Since fiber-optic cable is constructed of glass and it uses light and not electricity to transmit data, it does not conduct electricity. The fiber-optic cable acts as a kind of safety net should the lightning arrestor fail due to a much higher transient current or even a direct lightning strike.

Realize that if there is a direct lightning strike to the antenna, you can plan on replacing all of the components from the fiberoptic cable to the antenna.

Furthermore, a direct lightning strike may also arc over the fiber link and still cause damage to equipment on the opposite side of the fiber link. Grounding the RF cables as well can help prevent this from happening.

Grounding Rods and Wires

When lightning strikes an object, it is looking for the path of least resistance, or more specifically, the path of least impedance. This is where lightning protection and grounding equipment come in to play. A grounding system, which is made up of a grounding rod and wires, provides a low-impedance path to the ground.

This low-impedance path is installed to encourage the lightning to travel through it instead of through your expensive electronic equipment. Grounding rods and wires are also used to create what is referred to as a common ground.

One way of creating a common ground is to drive a copper rod into the ground and connect your electrical and electronic equipment to this rod using wires or straps (grounding wires).

The grounding rod should be at least 6 feet long and should be fully driven into the ground, leaving enough of the rod accessible to attach the ground wires to it. By creating a common ground, you have created a path of least impedance for all of your equipment should lightning cause an electrical surge.

On tower structures, a ground rod should be placed off of each leg with a No. 2 tinned copper wire. These connections should be exothermically welded to the tower legs. A No. 2 tinned copper wire should also form a ring around the grounding rods.

The following diagram illustrates a proper grounding ring.

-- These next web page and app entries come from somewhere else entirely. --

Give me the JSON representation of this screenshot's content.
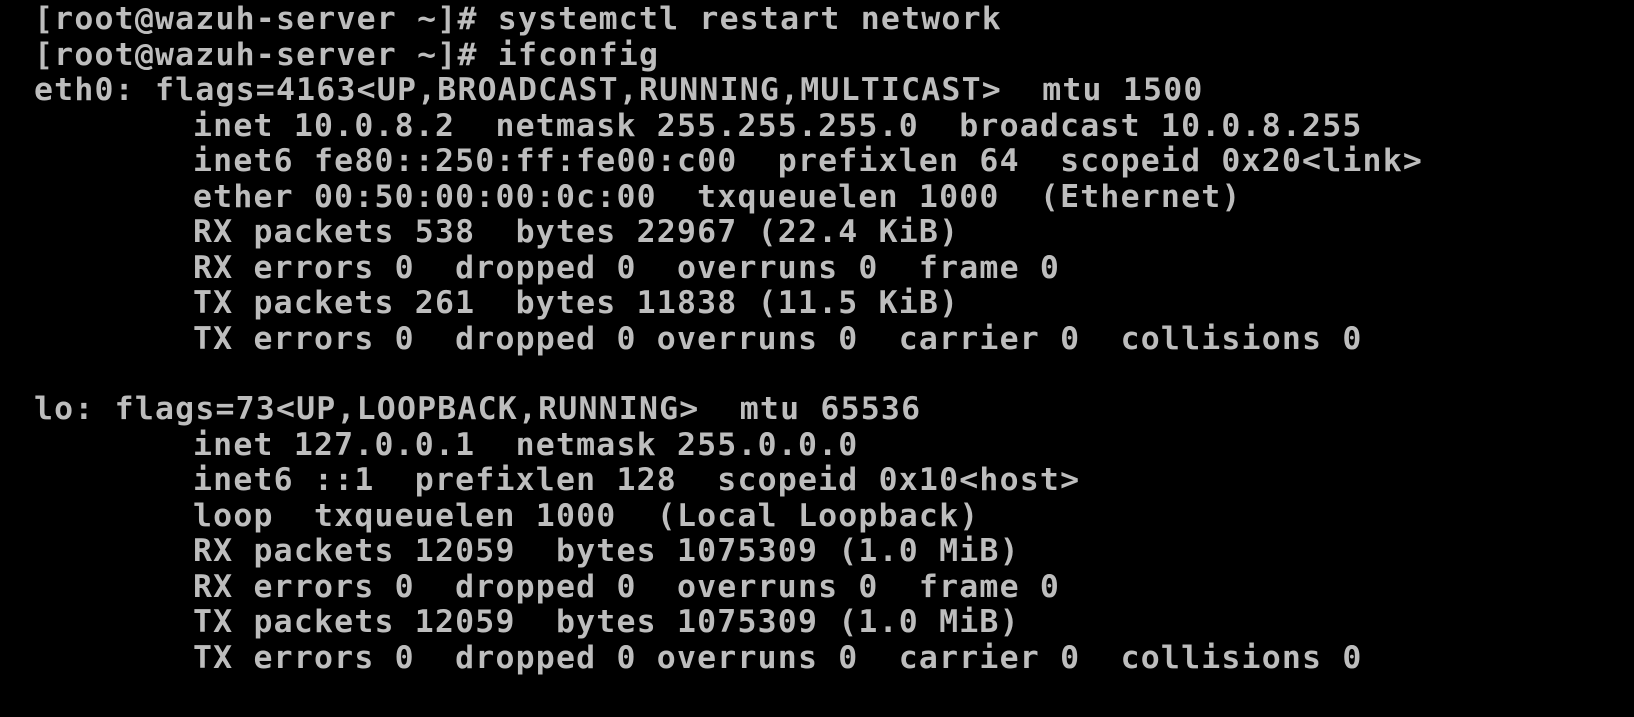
{
  "terminal": {
    "lines": [
      "[root@wazuh-server ~]# systemctl restart network",
      "[root@wazuh-server ~]# ifconfig",
      "eth0: flags=4163<UP,BROADCAST,RUNNING,MULTICAST>  mtu 1500",
      "inet 10.0.8.2  netmask 255.255.255.0  broadcast 10.0.8.255",
      "inet6 fe80::250:ff:fe00:c00  prefixlen 64  scopeid 0x20<link>",
      "ether 00:50:00:00:0c:00  txqueuelen 1000  (Ethernet)",
      "RX packets 538  bytes 22967 (22.4 KiB)",
      "RX errors 0  dropped 0  overruns 0  frame 0",
      "TX packets 261  bytes 11838 (11.5 KiB)",
      "TX errors 0  dropped 0 overruns 0  carrier 0  collisions 0",
      "",
      "lo: flags=73<UP,LOOPBACK,RUNNING>  mtu 65536",
      "inet 127.0.0.1  netmask 255.0.0.0",
      "inet6 ::1  prefixlen 128  scopeid 0x10<host>",
      "loop  txqueuelen 1000  (Local Loopback)",
      "RX packets 12059  bytes 1075309 (1.0 MiB)",
      "RX errors 0  dropped 0  overruns 0  frame 0",
      "TX packets 12059  bytes 1075309 (1.0 MiB)",
      "TX errors 0  dropped 0 overruns 0  carrier 0  collisions 0"
    ]
  }
}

The dashed lines are No. 2 tinned copper wire and the circles are grounding rods. Ice bridges and building grounds should also be bonded to this ring to provide equal grounding potentials.